» **WHAT THE TASK ASKS**
Each line of the records that holds the word "from" should be copied out.
[GIVEN RECORDS Boundary: Start]
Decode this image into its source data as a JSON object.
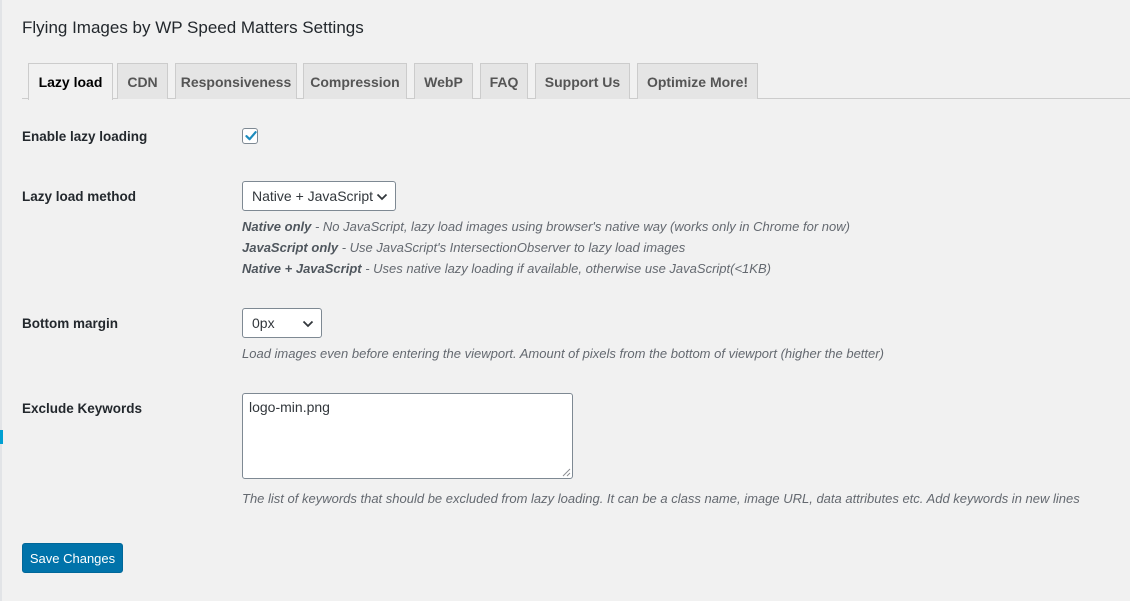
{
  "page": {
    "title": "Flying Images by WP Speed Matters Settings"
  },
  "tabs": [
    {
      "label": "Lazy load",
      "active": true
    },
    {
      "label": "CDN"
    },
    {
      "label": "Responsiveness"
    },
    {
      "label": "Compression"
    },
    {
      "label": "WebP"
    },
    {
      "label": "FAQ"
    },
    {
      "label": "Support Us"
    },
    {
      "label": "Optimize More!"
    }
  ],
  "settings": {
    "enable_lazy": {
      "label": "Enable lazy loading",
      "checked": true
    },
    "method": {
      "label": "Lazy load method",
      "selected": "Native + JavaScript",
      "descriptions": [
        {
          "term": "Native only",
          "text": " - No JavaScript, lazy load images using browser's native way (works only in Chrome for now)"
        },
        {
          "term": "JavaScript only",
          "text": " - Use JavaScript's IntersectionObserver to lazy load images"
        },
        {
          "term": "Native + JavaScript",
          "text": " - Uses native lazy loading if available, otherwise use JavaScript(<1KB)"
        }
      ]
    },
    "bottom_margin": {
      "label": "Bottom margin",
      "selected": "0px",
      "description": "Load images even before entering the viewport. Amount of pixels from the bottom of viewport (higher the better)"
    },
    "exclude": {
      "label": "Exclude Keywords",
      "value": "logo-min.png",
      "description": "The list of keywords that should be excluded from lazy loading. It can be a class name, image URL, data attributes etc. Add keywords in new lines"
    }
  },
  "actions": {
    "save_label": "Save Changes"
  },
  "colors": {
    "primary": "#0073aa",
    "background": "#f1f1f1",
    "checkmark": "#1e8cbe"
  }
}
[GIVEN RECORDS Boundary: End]
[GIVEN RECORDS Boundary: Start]
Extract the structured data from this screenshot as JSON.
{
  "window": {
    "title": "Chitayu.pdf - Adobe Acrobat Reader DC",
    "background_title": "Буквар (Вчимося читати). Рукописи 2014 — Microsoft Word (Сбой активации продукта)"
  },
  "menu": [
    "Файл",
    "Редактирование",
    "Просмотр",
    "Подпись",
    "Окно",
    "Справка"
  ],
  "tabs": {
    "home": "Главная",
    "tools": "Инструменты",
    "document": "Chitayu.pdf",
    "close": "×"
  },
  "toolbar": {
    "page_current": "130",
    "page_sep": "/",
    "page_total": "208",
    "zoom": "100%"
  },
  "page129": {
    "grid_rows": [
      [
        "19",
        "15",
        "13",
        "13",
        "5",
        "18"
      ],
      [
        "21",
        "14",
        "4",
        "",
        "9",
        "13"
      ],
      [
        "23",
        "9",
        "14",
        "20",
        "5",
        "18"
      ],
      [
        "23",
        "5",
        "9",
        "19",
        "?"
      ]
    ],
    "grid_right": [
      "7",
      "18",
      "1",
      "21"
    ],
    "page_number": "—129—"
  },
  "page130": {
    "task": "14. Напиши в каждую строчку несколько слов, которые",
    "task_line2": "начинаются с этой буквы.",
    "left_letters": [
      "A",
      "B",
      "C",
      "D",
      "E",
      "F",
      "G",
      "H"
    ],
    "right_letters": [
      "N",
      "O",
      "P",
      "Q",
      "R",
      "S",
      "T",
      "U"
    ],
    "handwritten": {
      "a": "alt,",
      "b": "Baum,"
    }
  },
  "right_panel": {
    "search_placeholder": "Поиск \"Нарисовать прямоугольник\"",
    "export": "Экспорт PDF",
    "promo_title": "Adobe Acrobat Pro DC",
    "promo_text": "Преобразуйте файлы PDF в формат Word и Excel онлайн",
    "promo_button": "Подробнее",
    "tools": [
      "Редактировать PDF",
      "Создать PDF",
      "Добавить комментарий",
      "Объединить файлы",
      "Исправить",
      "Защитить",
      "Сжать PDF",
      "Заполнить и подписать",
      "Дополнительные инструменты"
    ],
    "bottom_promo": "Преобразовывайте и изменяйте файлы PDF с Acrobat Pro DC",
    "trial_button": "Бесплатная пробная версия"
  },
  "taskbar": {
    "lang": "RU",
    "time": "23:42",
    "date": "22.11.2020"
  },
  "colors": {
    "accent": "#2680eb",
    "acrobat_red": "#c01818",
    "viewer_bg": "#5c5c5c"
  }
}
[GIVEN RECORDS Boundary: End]
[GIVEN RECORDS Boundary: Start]
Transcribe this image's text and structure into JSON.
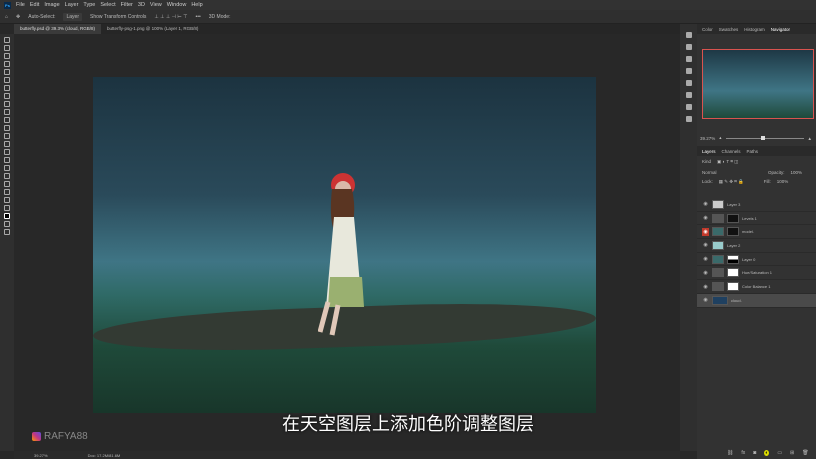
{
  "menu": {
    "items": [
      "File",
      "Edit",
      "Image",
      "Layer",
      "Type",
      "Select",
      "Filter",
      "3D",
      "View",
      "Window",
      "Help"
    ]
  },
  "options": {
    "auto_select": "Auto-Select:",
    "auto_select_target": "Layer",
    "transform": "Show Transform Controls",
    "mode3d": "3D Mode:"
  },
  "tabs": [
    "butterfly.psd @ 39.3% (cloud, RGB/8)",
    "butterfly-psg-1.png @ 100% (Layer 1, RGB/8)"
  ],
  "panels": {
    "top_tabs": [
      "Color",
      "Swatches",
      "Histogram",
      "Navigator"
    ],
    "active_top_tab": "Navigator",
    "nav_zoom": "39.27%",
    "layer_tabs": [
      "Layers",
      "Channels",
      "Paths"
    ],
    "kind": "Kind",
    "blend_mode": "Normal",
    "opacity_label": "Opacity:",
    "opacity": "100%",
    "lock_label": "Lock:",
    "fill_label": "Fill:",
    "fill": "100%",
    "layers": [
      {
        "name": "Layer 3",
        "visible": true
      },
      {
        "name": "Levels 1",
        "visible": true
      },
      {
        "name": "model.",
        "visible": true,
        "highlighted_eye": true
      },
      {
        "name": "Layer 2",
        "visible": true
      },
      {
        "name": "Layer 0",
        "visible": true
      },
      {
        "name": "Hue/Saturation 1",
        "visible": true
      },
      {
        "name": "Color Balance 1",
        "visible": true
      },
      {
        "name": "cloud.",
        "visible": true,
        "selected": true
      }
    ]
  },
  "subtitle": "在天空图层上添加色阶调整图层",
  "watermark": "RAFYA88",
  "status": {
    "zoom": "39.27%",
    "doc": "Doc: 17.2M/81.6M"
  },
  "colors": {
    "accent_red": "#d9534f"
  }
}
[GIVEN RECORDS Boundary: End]
» **REPLY**
      "description": "Load images even before entering the viewport. Amount of pixels from the bottom of viewport (higher the better)"
      "description": "The list of keywords that should be excluded from lazy loading. It can be a class name, image URL, data attributes etc. Add keywords in new lines"
Extract the structured data from this screenshot as JSON.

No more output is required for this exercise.